The new boat has a permanent bow sprit from which you can fly a Code 0 or asymmetrical spinnaker. Because the 40 is so fast, the apparent wind will often be forward of the beam even when reaching and running, so a Code 0 will be a very useful sail.

The 40 comes in two versions, Touring and Ultimate. The touring has an aluminum mast, a high roach mainsail and a self-tacking jib. The Ultimate has a taller carbon fiber mast, a large square top mainsail and the sail tracks that allow you to fly a larger overlapping genoa.

Like all of her Dragonfly sisterships, the new 40 has a simple way to fold the floats back against the sides of the main hull, which reduces the beam to 13 feet and thus allows you to moor the boat in a normal marina slip. It takes two minutes to fold or unfold the floats.

The deck layout and rigging plans are designed for fun and fast sailing, but everything has been tailored for a couple or family who want to have the best of both the performance and the comfort worlds.


With all of the interior living space in the main hull, trimarans have always had less interior volume than monohulls or catamarans. (The NEEL tris are the one big exception.)  The decision to build their largest trimaran ever by the Quorning family was largely based on the need in the market for a performance tri that was large enough and roomy enough for a couple to live aboard for extended periods without feeling like they were camping.

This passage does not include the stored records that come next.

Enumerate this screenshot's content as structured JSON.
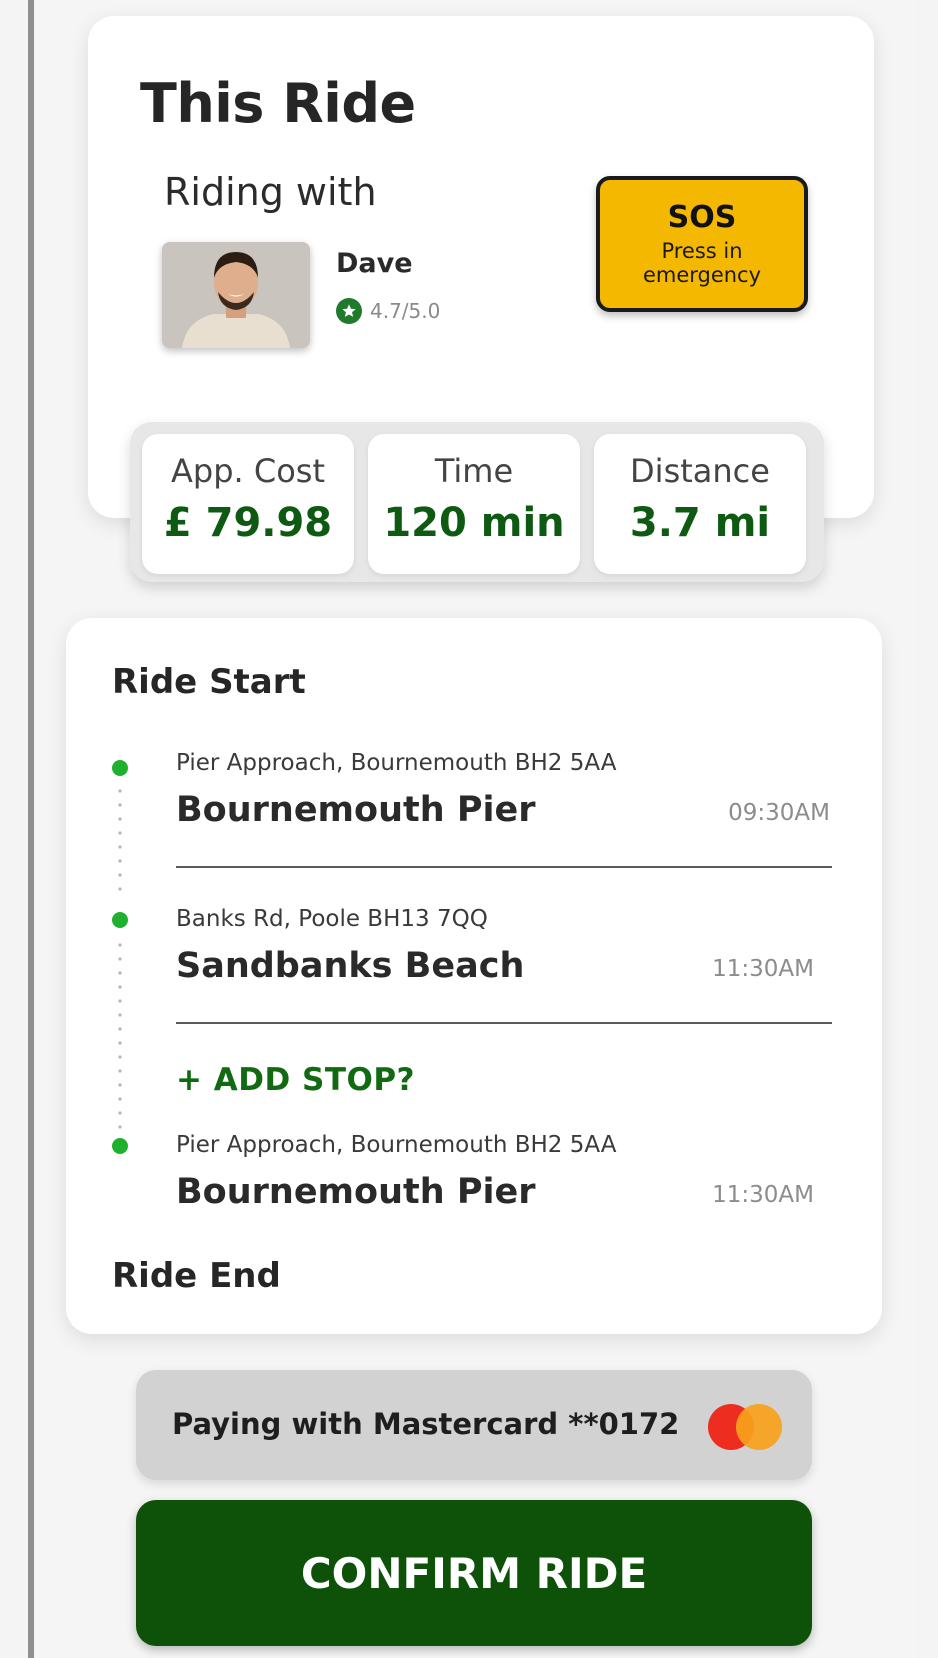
{
  "ride": {
    "title": "This Ride",
    "riding_with_label": "Riding with",
    "driver_name": "Dave",
    "driver_rating": "4.7/5.0"
  },
  "sos": {
    "title": "SOS",
    "subtitle": "Press in emergency"
  },
  "stats": [
    {
      "label": "App. Cost",
      "value": "£ 79.98"
    },
    {
      "label": "Time",
      "value": "120 min"
    },
    {
      "label": "Distance",
      "value": "3.7 mi"
    }
  ],
  "route": {
    "start_label": "Ride Start",
    "end_label": "Ride End",
    "add_stop_label": "+ ADD STOP?",
    "stops": [
      {
        "address": "Pier Approach, Bournemouth BH2 5AA",
        "name": "Bournemouth Pier",
        "time": "09:30AM"
      },
      {
        "address": "Banks Rd, Poole BH13 7QQ",
        "name": "Sandbanks Beach",
        "time": "11:30AM"
      },
      {
        "address": "Pier Approach, Bournemouth BH2 5AA",
        "name": "Bournemouth Pier",
        "time": "11:30AM"
      }
    ]
  },
  "payment": {
    "label": "Paying with Mastercard **0172",
    "icon": "mastercard-icon"
  },
  "confirm_label": "CONFIRM RIDE",
  "colors": {
    "accent_green": "#0e5a12",
    "sos_yellow": "#f5b800",
    "dot_green": "#1fb12e",
    "confirm_green": "#0d5208"
  }
}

The new 40 has two large sleeping cabins, one in the fore peak and the other tucked neatly under the cockpit. The main living area has the L-shaped galley to port with a stove and oven, refrigerator and plenty of storage for cutlery, plates and dishes and all the supplies a cook needs. The head is across from the galley and has a hand-held shower. The saloon table is built on top of the centerboard trunk and has folding leaves. You can easily get six adults around the table. The port settee can be converted into another double bunk so you have good sleeping facilities for six.

The cabin and salon are full of natural light from the large cabin windows and the multiple overhead hatches. With a white overhead and the light colored veneers and joinery, the interior is bright, warm and inviting. The finish work is of very high quality.

Couples who may not have considered a trimaran because of the cramped accommodations will feel right at home aboard the new Dragonfly 40 and will be comfortable living aboard for weeks and months at a time as they explore their cruising world at ultra-high speeds.

For more information click here.

To watch a short video of the Dragonfly 40 sailing click here.